September 13, 2019
Scientific progress one funeral at a time
What happens to a research field when it loses its leader?
Ambitious scientists dream of leaving a lasting mark on their discipline. They spend a lifetime working to shape the direction of their field by building a community of like-minded researchers and convincing others that they are the ones asking the most important questions.
But when they finally reach the top of their profession, they may overstay their welcome, according to a paper in the August issue of The American Economic Review.
“There is this influx of intellectual energy in those subfields that have lost a star,” Azoulay said in an interview with the AEA.
Their recent research raises profound questions about how science advances, what gets in the way, and which ideas get support.
The blocked contributors of today will be those doing the blocking tomorrow.
Traditionally, scientific progress has been thought of as a continuous accumulation of facts, with each generation building on their predecessors’ work.
Philosopher Thomas Kuhn upended this tidy view and showed that the most important theories have been more like road-to-Damascus moments. For instance, Newton’s theory of gravity and Darwin’s theory of evolution were breakthrough ideas that turned prevailing beliefs upside down.
Between these revolutions, though, science looks more like a steady march to fill in the details of those big ideas.

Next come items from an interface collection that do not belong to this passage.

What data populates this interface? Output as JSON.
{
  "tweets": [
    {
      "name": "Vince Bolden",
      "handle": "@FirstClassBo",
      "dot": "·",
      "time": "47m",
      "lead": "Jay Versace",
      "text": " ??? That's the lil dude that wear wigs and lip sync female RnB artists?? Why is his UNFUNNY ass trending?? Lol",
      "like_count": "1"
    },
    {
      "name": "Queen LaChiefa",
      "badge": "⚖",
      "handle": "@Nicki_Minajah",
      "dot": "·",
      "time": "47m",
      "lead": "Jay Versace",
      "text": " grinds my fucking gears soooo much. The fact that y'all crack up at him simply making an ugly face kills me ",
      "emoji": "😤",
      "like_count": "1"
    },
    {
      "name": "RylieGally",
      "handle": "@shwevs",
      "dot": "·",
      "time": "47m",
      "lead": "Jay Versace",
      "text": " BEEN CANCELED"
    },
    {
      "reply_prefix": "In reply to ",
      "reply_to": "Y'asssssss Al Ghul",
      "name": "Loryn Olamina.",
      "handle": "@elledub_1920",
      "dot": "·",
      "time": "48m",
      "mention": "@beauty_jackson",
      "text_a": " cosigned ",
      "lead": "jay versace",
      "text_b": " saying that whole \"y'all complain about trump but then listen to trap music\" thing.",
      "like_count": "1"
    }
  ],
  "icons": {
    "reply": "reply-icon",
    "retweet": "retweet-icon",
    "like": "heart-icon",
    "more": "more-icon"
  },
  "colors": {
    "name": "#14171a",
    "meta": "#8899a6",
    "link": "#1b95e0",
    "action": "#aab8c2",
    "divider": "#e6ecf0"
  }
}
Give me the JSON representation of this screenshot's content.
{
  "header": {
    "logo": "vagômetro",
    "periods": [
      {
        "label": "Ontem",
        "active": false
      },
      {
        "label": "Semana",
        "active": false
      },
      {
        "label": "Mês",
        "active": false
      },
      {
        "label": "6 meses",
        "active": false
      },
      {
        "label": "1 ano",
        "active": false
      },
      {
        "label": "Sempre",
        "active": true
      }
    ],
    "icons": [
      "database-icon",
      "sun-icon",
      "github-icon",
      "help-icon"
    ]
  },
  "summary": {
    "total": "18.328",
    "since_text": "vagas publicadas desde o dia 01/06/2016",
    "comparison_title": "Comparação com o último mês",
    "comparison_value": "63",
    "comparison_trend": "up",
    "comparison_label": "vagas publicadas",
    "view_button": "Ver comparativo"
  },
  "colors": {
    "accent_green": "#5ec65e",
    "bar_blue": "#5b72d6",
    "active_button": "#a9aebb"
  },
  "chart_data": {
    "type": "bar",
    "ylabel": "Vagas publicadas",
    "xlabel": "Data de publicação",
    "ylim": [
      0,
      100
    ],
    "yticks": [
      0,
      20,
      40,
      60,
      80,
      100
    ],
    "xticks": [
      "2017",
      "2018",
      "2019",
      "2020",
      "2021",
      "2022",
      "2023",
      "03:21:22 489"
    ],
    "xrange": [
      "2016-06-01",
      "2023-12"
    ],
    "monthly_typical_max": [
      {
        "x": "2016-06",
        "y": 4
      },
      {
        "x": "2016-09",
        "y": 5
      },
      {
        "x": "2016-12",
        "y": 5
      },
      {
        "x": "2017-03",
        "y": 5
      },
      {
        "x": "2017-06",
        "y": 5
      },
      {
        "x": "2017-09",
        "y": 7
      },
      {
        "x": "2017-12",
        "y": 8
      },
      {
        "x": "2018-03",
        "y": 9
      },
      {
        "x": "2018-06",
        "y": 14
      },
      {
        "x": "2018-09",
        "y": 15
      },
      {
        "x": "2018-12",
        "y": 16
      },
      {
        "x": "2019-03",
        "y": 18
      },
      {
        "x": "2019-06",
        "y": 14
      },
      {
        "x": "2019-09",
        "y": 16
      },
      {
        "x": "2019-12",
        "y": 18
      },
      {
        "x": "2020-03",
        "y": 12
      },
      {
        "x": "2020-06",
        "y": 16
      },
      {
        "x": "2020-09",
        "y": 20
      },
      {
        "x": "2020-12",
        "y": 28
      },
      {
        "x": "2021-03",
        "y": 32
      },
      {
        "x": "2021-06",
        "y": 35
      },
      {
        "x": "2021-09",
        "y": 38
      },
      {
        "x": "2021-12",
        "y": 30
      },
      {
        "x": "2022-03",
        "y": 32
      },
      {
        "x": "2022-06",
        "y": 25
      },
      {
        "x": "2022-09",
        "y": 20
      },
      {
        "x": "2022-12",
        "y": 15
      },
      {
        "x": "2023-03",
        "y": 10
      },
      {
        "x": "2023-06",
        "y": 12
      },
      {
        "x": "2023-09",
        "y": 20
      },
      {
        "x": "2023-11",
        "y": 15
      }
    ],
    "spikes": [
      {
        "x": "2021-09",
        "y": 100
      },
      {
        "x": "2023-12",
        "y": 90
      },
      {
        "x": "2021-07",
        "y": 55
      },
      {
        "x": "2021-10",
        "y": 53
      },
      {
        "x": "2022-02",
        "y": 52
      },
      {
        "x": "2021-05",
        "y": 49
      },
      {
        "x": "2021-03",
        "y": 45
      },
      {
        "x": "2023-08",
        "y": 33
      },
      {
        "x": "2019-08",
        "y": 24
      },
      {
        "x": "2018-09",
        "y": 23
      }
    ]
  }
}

As philosopher of science Ian Hacking put it, “Normal science does not aim at novelty but at clearing up the status quo. It tends to discover what it expects to discover.”
The authors focus on how “normal” science makes progress and the role that prominent researchers play.
Previous work found that collaborators suffer when they lose a distinguished colleague. But that research was limited to co-author relationships. It couldn’t answer questions about how non-collaborators and scientists from other fields responded to the death of a superstar.
The authors were able to go further by using the publication database PubMed and its extensive information on the inputs and outputs of research in the life sciences.
The researchers identified thousands of top scientists based on factors like grants, citations, patents, and whether they were members of the Institute of Medicine. They then examined the publication records of 452 of these elite scientists that died prematurely between 1975 and 2003.
Like in previous studies, the number of papers written by collaborators falls markedly when a notable co-author passes away. But that decrease is more than counterbalanced by papers from newcomers to the field. Overall, those subfields expand by around 7 percent.
“It's not a revolution,” Azoulay said. “But 7 percent is a lot of papers.”
Two features of the new intellectual landscapes stood out to the authors. First, the new contributions were important, in the sense that they went on to be highly cited. Second, the outsiders brought ideas that pushed the subfields in new, fruitful directions.
Azoulay was quick to say that more work needs to be done to understand why science flourishes after the death of a luminary. But he and his co-authors don’t think that prominent scientists intentionally turn away newcomers. Instead, researchers with different ideas appear to stay away—without necessarily being told to stay away—because the community of scientists in fields with superstars are more likely to have settled on which questions to tackle and the right way to study them. Getting a hearing in these fields may look difficult from the outside.
The power that comes with reaching the top may not be all bad. It might even be what drives many scientists to do their greatest work. But the authors’ findings should give journal editors and funding agencies pause to think about who they’re supporting and why.
“I think it should make people, in particular people in power, a little more self-aware,” Azoulay said. “The blocked contributors of today will be those doing the blocking tomorrow.”
“Does Science Advance One Funeral at a Time?” appears in the August issue of The American Economic Review.